Exercise prompt
Write out the whole listing again so that each line matches the original.

*** Opening of Supplied material ***

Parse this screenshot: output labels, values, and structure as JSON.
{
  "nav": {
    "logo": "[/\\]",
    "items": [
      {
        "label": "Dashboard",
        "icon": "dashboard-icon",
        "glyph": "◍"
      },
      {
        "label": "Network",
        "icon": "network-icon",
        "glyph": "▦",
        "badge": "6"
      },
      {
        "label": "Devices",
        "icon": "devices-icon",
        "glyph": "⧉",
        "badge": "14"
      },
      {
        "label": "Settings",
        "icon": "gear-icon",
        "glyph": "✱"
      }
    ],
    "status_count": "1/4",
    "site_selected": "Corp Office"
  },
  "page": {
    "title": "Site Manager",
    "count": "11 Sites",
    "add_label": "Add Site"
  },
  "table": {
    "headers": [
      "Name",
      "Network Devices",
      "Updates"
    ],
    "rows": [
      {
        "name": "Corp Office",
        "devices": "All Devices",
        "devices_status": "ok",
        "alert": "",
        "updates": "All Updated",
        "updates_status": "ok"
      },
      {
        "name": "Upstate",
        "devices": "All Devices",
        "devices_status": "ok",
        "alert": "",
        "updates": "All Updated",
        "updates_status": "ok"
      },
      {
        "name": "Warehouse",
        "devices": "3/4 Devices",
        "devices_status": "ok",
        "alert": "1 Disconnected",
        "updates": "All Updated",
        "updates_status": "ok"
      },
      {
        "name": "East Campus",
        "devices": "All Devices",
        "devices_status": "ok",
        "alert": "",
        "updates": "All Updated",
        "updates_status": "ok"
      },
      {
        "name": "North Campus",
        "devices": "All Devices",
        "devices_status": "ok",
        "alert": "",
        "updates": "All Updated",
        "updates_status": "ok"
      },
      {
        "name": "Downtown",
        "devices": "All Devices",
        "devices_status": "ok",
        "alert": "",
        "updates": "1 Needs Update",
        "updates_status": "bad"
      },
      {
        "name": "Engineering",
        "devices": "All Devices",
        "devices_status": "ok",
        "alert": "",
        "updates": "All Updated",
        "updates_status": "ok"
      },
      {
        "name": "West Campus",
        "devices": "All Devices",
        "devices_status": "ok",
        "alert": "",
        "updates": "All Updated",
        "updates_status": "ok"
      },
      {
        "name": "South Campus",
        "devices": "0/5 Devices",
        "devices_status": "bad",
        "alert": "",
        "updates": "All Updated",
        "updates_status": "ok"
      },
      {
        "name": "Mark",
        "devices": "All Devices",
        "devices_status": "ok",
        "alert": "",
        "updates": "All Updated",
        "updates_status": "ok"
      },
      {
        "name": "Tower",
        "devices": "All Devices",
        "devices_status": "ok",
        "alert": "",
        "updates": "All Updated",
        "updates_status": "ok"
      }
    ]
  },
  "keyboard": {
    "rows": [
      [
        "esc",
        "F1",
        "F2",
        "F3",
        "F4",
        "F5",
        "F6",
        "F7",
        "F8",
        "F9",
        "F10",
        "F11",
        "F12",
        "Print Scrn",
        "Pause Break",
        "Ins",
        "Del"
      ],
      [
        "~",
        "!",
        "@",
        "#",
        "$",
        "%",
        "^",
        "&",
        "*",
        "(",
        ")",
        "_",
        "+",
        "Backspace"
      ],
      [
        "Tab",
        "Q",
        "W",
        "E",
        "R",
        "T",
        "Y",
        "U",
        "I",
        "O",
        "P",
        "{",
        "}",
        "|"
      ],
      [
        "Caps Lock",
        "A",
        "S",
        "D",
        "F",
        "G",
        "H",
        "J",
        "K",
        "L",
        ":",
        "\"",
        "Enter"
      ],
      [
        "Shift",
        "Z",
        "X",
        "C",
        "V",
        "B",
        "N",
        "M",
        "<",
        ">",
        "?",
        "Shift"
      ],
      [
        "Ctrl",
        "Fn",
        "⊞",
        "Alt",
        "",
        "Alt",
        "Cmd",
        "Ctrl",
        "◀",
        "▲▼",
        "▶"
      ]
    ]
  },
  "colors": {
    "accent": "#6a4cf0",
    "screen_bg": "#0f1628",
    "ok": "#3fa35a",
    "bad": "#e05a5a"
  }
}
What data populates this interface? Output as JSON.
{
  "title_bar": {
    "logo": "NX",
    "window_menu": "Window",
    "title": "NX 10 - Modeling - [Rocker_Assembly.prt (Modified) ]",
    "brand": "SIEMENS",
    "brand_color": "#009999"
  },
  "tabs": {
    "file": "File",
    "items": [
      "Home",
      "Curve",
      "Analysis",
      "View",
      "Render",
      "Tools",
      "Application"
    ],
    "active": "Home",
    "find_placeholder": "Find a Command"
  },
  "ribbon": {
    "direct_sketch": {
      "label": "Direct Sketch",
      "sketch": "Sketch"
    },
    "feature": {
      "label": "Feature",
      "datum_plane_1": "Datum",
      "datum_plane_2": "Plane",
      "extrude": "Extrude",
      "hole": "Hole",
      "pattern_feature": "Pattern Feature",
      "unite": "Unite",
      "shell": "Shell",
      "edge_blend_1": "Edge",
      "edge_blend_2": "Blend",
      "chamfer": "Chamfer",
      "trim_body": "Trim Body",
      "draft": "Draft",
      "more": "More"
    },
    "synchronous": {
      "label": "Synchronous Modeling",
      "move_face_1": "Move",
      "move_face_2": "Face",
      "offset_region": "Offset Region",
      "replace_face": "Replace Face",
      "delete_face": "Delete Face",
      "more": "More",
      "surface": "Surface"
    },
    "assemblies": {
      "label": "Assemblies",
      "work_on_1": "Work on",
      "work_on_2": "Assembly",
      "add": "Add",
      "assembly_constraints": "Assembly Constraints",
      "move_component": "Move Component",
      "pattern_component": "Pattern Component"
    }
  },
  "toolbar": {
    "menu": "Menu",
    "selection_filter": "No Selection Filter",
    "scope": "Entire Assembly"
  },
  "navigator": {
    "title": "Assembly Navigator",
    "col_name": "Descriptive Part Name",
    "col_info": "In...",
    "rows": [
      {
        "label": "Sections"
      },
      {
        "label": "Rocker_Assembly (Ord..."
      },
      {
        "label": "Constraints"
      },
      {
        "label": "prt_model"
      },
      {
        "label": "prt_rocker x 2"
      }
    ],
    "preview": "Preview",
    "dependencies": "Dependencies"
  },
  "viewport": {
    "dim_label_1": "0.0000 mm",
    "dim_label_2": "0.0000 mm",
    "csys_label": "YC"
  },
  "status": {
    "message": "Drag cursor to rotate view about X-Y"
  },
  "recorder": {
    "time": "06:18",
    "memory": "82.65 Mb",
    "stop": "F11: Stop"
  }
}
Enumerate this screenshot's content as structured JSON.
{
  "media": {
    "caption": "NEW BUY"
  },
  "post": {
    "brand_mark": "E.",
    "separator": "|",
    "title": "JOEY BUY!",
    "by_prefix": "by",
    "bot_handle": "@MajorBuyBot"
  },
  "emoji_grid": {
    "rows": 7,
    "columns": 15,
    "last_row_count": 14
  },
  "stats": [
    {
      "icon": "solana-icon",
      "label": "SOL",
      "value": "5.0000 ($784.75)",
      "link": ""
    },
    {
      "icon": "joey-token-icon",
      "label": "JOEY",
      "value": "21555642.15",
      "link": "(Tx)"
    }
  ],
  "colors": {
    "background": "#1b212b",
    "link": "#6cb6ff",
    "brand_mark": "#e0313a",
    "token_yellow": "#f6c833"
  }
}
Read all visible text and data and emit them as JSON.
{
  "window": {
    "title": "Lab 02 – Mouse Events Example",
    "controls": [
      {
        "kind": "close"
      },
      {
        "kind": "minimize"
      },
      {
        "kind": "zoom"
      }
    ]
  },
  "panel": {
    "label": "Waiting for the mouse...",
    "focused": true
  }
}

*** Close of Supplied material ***

Problem solution
Parse this screenshot: output labels, values, and structure as JSON.
{
  "nav": {
    "logo": "[/\\]",
    "items": [
      {
        "label": "Dashboard",
        "icon": "dashboard-icon",
        "glyph": "◍"
      },
      {
        "label": "Network",
        "icon": "network-icon",
        "glyph": "▦",
        "badge": "6"
      },
      {
        "label": "Devices",
        "icon": "devices-icon",
        "glyph": "⧉",
        "badge": "14"
      },
      {
        "label": "Settings",
        "icon": "gear-icon",
        "glyph": "✱"
      }
    ],
    "status_count": "1/4",
    "site_selected": "Corp Office"
  },
  "page": {
    "title": "Site Manager",
    "count": "11 Sites",
    "add_label": "Add Site"
  },
  "table": {
    "headers": [
      "Name",
      "Network Devices",
      "Updates"
    ],
    "rows": [
      {
        "name": "Corp Office",
        "devices": "All Devices",
        "devices_status": "ok",
        "alert": "",
        "updates": "All Updated",
        "updates_status": "ok"
      },
      {
        "name": "Upstate",
        "devices": "All Devices",
        "devices_status": "ok",
        "alert": "",
        "updates": "All Updated",
        "updates_status": "ok"
      },
      {
        "name": "Warehouse",
        "devices": "3/4 Devices",
        "devices_status": "ok",
        "alert": "1 Disconnected",
        "updates": "All Updated",
        "updates_status": "ok"
      },
      {
        "name": "East Campus",
        "devices": "All Devices",
        "devices_status": "ok",
        "alert": "",
        "updates": "All Updated",
        "updates_status": "ok"
      },
      {
        "name": "North Campus",
        "devices": "All Devices",
        "devices_status": "ok",
        "alert": "",
        "updates": "All Updated",
        "updates_status": "ok"
      },
      {
        "name": "Downtown",
        "devices": "All Devices",
        "devices_status": "ok",
        "alert": "",
        "updates": "1 Needs Update",
        "updates_status": "bad"
      },
      {
        "name": "Engineering",
        "devices": "All Devices",
        "devices_status": "ok",
        "alert": "",
        "updates": "All Updated",
        "updates_status": "ok"
      },
      {
        "name": "West Campus",
        "devices": "All Devices",
        "devices_status": "ok",
        "alert": "",
        "updates": "All Updated",
        "updates_status": "ok"
      },
      {
        "name": "South Campus",
        "devices": "0/5 Devices",
        "devices_status": "bad",
        "alert": "",
        "updates": "All Updated",
        "updates_status": "ok"
      },
      {
        "name": "Mark",
        "devices": "All Devices",
        "devices_status": "ok",
        "alert": "",
        "updates": "All Updated",
        "updates_status": "ok"
      },
      {
        "name": "Tower",
        "devices": "All Devices",
        "devices_status": "ok",
        "alert": "",
        "updates": "All Updated",
        "updates_status": "ok"
      }
    ]
  },
  "keyboard": {
    "rows": [
      [
        "esc",
        "F1",
        "F2",
        "F3",
        "F4",
        "F5",
        "F6",
        "F7",
        "F8",
        "F9",
        "F10",
        "F11",
        "F12",
        "Print Scrn",
        "Pause Break",
        "Ins",
        "Del"
      ],
      [
        "~",
        "!",
        "@",
        "#",
        "$",
        "%",
        "^",
        "&",
        "*",
        "(",
        ")",
        "_",
        "+",
        "Backspace"
      ],
      [
        "Tab",
        "Q",
        "W",
        "E",
        "R",
        "T",
        "Y",
        "U",
        "I",
        "O",
        "P",
        "{",
        "}",
        "|"
      ],
      [
        "Caps Lock",
        "A",
        "S",
        "D",
        "F",
        "G",
        "H",
        "J",
        "K",
        "L",
        ":",
        "\"",
        "Enter"
      ],
      [
        "Shift",
        "Z",
        "X",
        "C",
        "V",
        "B",
        "N",
        "M",
        "<",
        ">",
        "?",
        "Shift"
      ],
      [
        "Ctrl",
        "Fn",
        "⊞",
        "Alt",
        "",
        "Alt",
        "Cmd",
        "Ctrl",
        "◀",
        "▲▼",
        "▶"
      ]
    ]
  },
  "colors": {
    "accent": "#6a4cf0",
    "screen_bg": "#0f1628",
    "ok": "#3fa35a",
    "bad": "#e05a5a"
  }
}
What data populates this interface? Output as JSON.
{
  "title_bar": {
    "logo": "NX",
    "window_menu": "Window",
    "title": "NX 10 - Modeling - [Rocker_Assembly.prt (Modified) ]",
    "brand": "SIEMENS",
    "brand_color": "#009999"
  },
  "tabs": {
    "file": "File",
    "items": [
      "Home",
      "Curve",
      "Analysis",
      "View",
      "Render",
      "Tools",
      "Application"
    ],
    "active": "Home",
    "find_placeholder": "Find a Command"
  },
  "ribbon": {
    "direct_sketch": {
      "label": "Direct Sketch",
      "sketch": "Sketch"
    },
    "feature": {
      "label": "Feature",
      "datum_plane_1": "Datum",
      "datum_plane_2": "Plane",
      "extrude": "Extrude",
      "hole": "Hole",
      "pattern_feature": "Pattern Feature",
      "unite": "Unite",
      "shell": "Shell",
      "edge_blend_1": "Edge",
      "edge_blend_2": "Blend",
      "chamfer": "Chamfer",
      "trim_body": "Trim Body",
      "draft": "Draft",
      "more": "More"
    },
    "synchronous": {
      "label": "Synchronous Modeling",
      "move_face_1": "Move",
      "move_face_2": "Face",
      "offset_region": "Offset Region",
      "replace_face": "Replace Face",
      "delete_face": "Delete Face",
      "more": "More",
      "surface": "Surface"
    },
    "assemblies": {
      "label": "Assemblies",
      "work_on_1": "Work on",
      "work_on_2": "Assembly",
      "add": "Add",
      "assembly_constraints": "Assembly Constraints",
      "move_component": "Move Component",
      "pattern_component": "Pattern Component"
    }
  },
  "toolbar": {
    "menu": "Menu",
    "selection_filter": "No Selection Filter",
    "scope": "Entire Assembly"
  },
  "navigator": {
    "title": "Assembly Navigator",
    "col_name": "Descriptive Part Name",
    "col_info": "In...",
    "rows": [
      {
        "label": "Sections"
      },
      {
        "label": "Rocker_Assembly (Ord..."
      },
      {
        "label": "Constraints"
      },
      {
        "label": "prt_model"
      },
      {
        "label": "prt_rocker x 2"
      }
    ],
    "preview": "Preview",
    "dependencies": "Dependencies"
  },
  "viewport": {
    "dim_label_1": "0.0000 mm",
    "dim_label_2": "0.0000 mm",
    "csys_label": "YC"
  },
  "status": {
    "message": "Drag cursor to rotate view about X-Y"
  },
  "recorder": {
    "time": "06:18",
    "memory": "82.65 Mb",
    "stop": "F11: Stop"
  }
}
Enumerate this screenshot's content as structured JSON.
{
  "media": {
    "caption": "NEW BUY"
  },
  "post": {
    "brand_mark": "E.",
    "separator": "|",
    "title": "JOEY BUY!",
    "by_prefix": "by",
    "bot_handle": "@MajorBuyBot"
  },
  "emoji_grid": {
    "rows": 7,
    "columns": 15,
    "last_row_count": 14
  },
  "stats": [
    {
      "icon": "solana-icon",
      "label": "SOL",
      "value": "5.0000 ($784.75)",
      "link": ""
    },
    {
      "icon": "joey-token-icon",
      "label": "JOEY",
      "value": "21555642.15",
      "link": "(Tx)"
    }
  ],
  "colors": {
    "background": "#1b212b",
    "link": "#6cb6ff",
    "brand_mark": "#e0313a",
    "token_yellow": "#f6c833"
  }
}
Read all visible text and data and emit them as JSON.
{
  "window": {
    "title": "Lab 02 – Mouse Events Example",
    "controls": [
      {
        "kind": "close"
      },
      {
        "kind": "minimize"
      },
      {
        "kind": "zoom"
      }
    ]
  },
  "panel": {
    "label": "Waiting for the mouse...",
    "focused": true
  }
}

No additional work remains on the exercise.